And who could argue with that?
Jeter is one of the lone successful holdovers from the glory days of the ‘90’s Yankee dynasty. The Yankees used to be fun to hate, and Jeter among them. Now the team has become loaded with despicable characters, all of whom carry little to no redeeming value, continuously wearing away the boyish look from Jeter’s now tired, fading face. Now with a Grade 1 calf strain after years of busting down the line to beat out routine ground balls, it seems as if age is catching up with Jeter, the man who has always played through every injury he could.
When Jeter goes, it will be a sad day for baseball. Until that point, however one should try to catch one last glimpse of the fading star that is Derek Jeter, because he will soon fade away.
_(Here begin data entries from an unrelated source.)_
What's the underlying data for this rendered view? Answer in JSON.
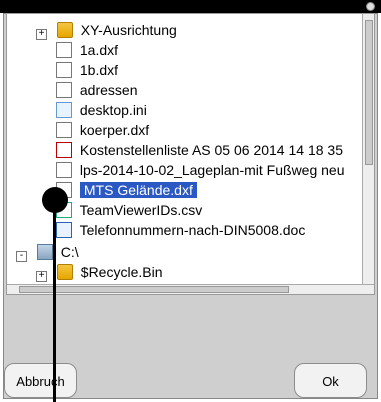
{
  "tree": {
    "items": [
      {
        "label": "XY-Ausrichtung",
        "icon": "folder-icon",
        "expander": "+"
      },
      {
        "label": "1a.dxf",
        "icon": "file-icon"
      },
      {
        "label": "1b.dxf",
        "icon": "file-icon"
      },
      {
        "label": "adressen",
        "icon": "file-icon"
      },
      {
        "label": "desktop.ini",
        "icon": "ini-file-icon"
      },
      {
        "label": "koerper.dxf",
        "icon": "file-icon"
      },
      {
        "label": "Kostenstellenliste AS 05 06 2014 14 18 35",
        "icon": "pdf-file-icon"
      },
      {
        "label": "lps-2014-10-02_Lageplan-mit Fußweg neu",
        "icon": "file-icon"
      },
      {
        "label": "MTS Gelände.dxf",
        "icon": "file-icon",
        "selected": true
      },
      {
        "label": "TeamViewerIDs.csv",
        "icon": "csv-file-icon"
      },
      {
        "label": "Telefonnummern-nach-DIN5008.doc",
        "icon": "doc-file-icon"
      },
      {
        "label": "C:\\",
        "icon": "drive-icon",
        "expander": "-"
      },
      {
        "label": "$Recycle.Bin",
        "icon": "folder-icon",
        "expander": "+"
      }
    ]
  },
  "buttons": {
    "cancel": "Abbruch",
    "ok": "Ok"
  }
}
The Sox seemed to snatch defeat from the jaws of victory on Saturday, June 4 with a ninth inning debacle that saw the Oakland Athletics score four runs to tie the game. The A’s took the lead in the 11th only to see Boston claw back with two outs in the bottom of the frame when Jacoby Ellsbury doubled in Jarrod Saltalamacchia for the tying run.
In the 14th inning came J.D. Drew, whose previous four at-bats saw him swing for the Golden Sombrero. Drew hit an 0-1 pitch sharply into right-center to score Carl Crawford from second and the game was won.
Saturday’s game was pretty much the week from Boston. They snatched defeat from the jaws of victory and in other games were forced to claw out of a hole in an effort to put up a W in the AL East standings.
Boston went [3-3] for the week, first getting swept by the White Sox, and then sweeping the Athletics. The offense looked terrific overall, but the pitching was suspect, especially from the bullpen. If it’s not a save situation, I would seriously reconsider putting Jonathan Papelbon on the mound. While he thrives in tight game scenarios, non-save situations actually seem to give him trouble.
This week saw the Red Sox lose Daisuke Matsuzaka and Rich Hill, both until late next year. In Matsuzaka’s case, maybe never again. One would be safe in assuming Matsuzaka never pitches in a Boston uniform again given the rehab he will go through. Not to mention by July of next season, the Red Sox will have a set rotation because they have to compete. Don’t be shocked if Boston makes a few moves for a capable #3-4-type starting pitcher in the near future.
This week also saw preliminary All-Star votes come out. Don’t even get me started on how stupid fans are because they should NOT be allowed to vote for All-Stars, plain and simple. There’s no reason Mark Teixeira should be leading over Adrian Gonzalez. There’s no reason Russell Martin should be leading over Alex Avila and there’s no reason Alex Rodriguez should be leading over Alberto Callaspo or even Adrian Beltre.
If you even TRY and tell me Derek Jeter should be leading over Asdrubal Cabrera at this point, I will mentally smack you in the face. The only Yankee who should be leading at his position is Robinson Cano, because the AL second base field isn’t as great as it has been in prior years. Cano to this point is the most well rounded second baseman statistically.
Now, I do not vote for All-Stars until voting is nearing its end to give the players time to accumulate more stats. However the stats right now once again show dozens of players getting the shaft. But I digress. Expect a podcast on this subject later this week.
Coming up Tuesday night, the Red Sox for once play against the Yankees during the week. History has shown Boston own the Yankees in the first seven to eight games played against them, so look for the Yankees to throw down now.
On Friday the Sox stay on the road against Jose Bautista and the Toronto Blue Jays, who have played the Sox tough in Toronto this season, but overall, it’s going to be a hard week for the local nine.